Anglican Morning Devotion, 11 July 2021 Anno Domini
A Ministry of the Anglican Orthodox Communion Worldwide
“And Abraham took the wood of the burnt offering, and laid it upon Isaac his son; and he took the fire in his hand, and a knife; and they went both of them together. 7And Isaac spake unto Abraham his father, and said, My father: and he said, Here am I, my son. And he said, Behold the fire and the wood: but where is the lamb for a burnt offering? 8And Abraham said, My son, God will provide himself a lamb for a burnt offering: so they went both of them together.” (Genesis 22:6-8;all scripture quoted is from the King James Version)
Many of our readers possess such a recall of this wonderful passage that they have it memorized by heart – not simply a mental recall, but a heart recall! It speaks profoundly of the symbolism that exists between Isaac as a type of Christ, and the reality revealed in that being typified – the Person of our Lord.
This is almost a parable in its earthly application of a divine truth. Isaac is the only son of his father. But, you may object, Ishmael was the firstborn son. True, but not according to the will and purpose of God. The Lord God promised a son to both Sarah and Abraham in common. Ishmael was born outside the bonds of marriage and was the feeble attempt of Sarah to perform a work of which she considered God unable to perform. So, God commanded Abraham: “Take now thy son, thine only son Isaac, whom thou lovest, and get thee into the land of Moriah; and offer him there for a burnt offering upon one of the mountains which I will tell thee of.” (Genesis 22:2) Man cannot perform the will of the Lord in his own way, but according to the counsel and dictates of God. Abraham obeyed explicitly this hurtful counsel of the Lord.
God is not only testing the faith of Abraham, but of every believer from Abraham down to our present time. Can man redeem from sin, or is that reserved only for One born sinless and worthy of the sacrifice?
You will recall that our Lord Jesus Christ bore His own cross of rough-hewn wood along the Via Dolorosa to Calvary. “And he bearing his cross went forth into a place called the place of a skull, which is called in the Hebrew Golgotha:” (John 19:17) The cross belongs to the Lord, but is the aggregate of all our sins. He also allows us a hand in the bearing of the cross: “And as they led him away, they laid hold upon one Simon, a Cyrenian, coming out of the country, and on him they laid the cross, that he might bear it after Jesus.” (Luke 23:26) Note that Simon of Cyrene followed Christ in bearing that cross. Our crosses are light and of little burden compared to His which ends in pain and death. Moreover, the cross we bear is of daily practice: “If any man will come after me, let him deny himself, and take up his cross daily, and follow me.” (Luke 9:23)
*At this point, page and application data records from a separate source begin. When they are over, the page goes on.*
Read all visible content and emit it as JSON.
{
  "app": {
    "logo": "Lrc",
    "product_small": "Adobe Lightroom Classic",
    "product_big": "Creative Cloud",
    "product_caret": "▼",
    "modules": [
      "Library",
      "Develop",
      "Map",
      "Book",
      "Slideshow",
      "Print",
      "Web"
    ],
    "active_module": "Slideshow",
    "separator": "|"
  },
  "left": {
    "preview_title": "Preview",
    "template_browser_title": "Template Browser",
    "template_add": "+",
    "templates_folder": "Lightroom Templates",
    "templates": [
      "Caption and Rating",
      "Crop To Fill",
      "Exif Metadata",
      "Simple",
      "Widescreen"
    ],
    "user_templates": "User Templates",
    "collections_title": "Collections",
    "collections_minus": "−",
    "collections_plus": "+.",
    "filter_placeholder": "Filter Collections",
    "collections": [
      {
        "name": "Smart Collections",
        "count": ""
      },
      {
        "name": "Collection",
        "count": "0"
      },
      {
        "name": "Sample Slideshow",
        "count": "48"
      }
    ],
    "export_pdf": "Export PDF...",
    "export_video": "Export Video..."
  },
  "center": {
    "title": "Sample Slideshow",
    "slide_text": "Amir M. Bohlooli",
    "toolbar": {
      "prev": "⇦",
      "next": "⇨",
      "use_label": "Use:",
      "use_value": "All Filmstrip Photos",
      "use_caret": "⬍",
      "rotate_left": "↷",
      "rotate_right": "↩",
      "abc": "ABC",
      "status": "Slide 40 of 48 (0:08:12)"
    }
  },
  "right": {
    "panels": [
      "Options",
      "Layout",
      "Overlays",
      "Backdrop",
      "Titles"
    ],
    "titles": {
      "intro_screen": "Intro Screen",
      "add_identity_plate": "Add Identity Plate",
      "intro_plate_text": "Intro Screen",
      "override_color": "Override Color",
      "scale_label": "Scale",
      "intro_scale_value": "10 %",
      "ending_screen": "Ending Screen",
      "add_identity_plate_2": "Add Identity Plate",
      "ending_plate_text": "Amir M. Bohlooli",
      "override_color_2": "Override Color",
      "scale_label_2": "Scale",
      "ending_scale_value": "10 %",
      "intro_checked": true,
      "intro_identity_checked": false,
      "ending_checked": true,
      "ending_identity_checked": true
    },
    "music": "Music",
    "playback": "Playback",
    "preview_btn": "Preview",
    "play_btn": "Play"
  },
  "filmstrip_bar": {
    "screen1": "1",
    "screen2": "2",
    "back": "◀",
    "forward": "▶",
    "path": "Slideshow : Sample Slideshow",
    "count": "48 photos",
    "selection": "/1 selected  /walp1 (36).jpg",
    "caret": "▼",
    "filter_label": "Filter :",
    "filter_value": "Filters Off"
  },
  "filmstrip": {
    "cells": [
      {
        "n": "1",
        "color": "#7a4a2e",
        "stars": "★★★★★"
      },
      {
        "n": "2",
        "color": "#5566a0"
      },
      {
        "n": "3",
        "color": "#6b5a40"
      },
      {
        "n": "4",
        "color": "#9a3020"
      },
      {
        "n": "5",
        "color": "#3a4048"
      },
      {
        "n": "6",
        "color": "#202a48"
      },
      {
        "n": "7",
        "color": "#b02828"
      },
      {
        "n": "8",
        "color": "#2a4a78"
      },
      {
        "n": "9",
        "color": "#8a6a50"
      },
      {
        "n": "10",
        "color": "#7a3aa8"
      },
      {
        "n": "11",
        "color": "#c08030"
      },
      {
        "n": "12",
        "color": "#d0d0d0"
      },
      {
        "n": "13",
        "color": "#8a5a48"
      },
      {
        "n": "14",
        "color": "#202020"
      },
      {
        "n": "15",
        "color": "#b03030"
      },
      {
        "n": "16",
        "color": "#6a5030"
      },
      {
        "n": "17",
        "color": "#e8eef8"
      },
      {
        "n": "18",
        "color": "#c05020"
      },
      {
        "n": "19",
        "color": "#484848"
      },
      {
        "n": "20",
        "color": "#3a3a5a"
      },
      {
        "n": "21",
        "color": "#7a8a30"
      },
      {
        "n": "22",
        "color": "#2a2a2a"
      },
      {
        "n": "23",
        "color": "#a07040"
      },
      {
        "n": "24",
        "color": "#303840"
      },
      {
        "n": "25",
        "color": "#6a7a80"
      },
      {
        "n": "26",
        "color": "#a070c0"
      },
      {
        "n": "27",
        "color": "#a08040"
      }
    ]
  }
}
Isaac is an innocent young lad. He is puzzled at the purpose of Abraham in bringing him thus to Mt. Moriah – the same mount upon which the Temple later was constructed and where the only Begotten Son of God was crucified almost 2,000 years hence. We may not understand the purpose of the Father in Heaven for leading us thus to strange lands and peoples, but it all measures up in the Kingdom of God according to His intent and purpose. Isaac, however, did not question his father’s plan except: “And Isaac spake unto Abraham his father, and said, My father: and he said, Here am I, my son. And he said, Behold the fire and the wood: but where is the lamb for a burnt offering?” An honest question asked out of a genuine curiosity (in case his father had forgotten). Now, this question of his beloved son had to have a devastating effect on the heart and soul of Abraham, but his faith held, not to his own sense, but to the greater promise of God. Abraham answered, “My son, God will provide himself a lamb for a burnt offering: so they went both of them together.” Your modern Bible (per)versions do not give God the glory in this verse but misstate the truth. But the Received Text Bibles of the Reformers get it right. God will provide His very self as a Lamb in the form of the Lamb of God – a sacrifice He would never ask man to do, nor would man be qualified to make such a sacrifice.
Like Christ, Isaac was the only begotten son of his father. Like Christ, Isaac carried the wood for his own sacrifice up Mt. Moriah. And, like Christ, Isaac offered not a word of objection.
This entire affair is an example to us of the immeasurable love of God for us. He would send His own ‘only Begotten Son’ to die in the stead of Isaac and of each of us who believed in the faith of Abraham of a Redeemer.
Is this not a glorious truth!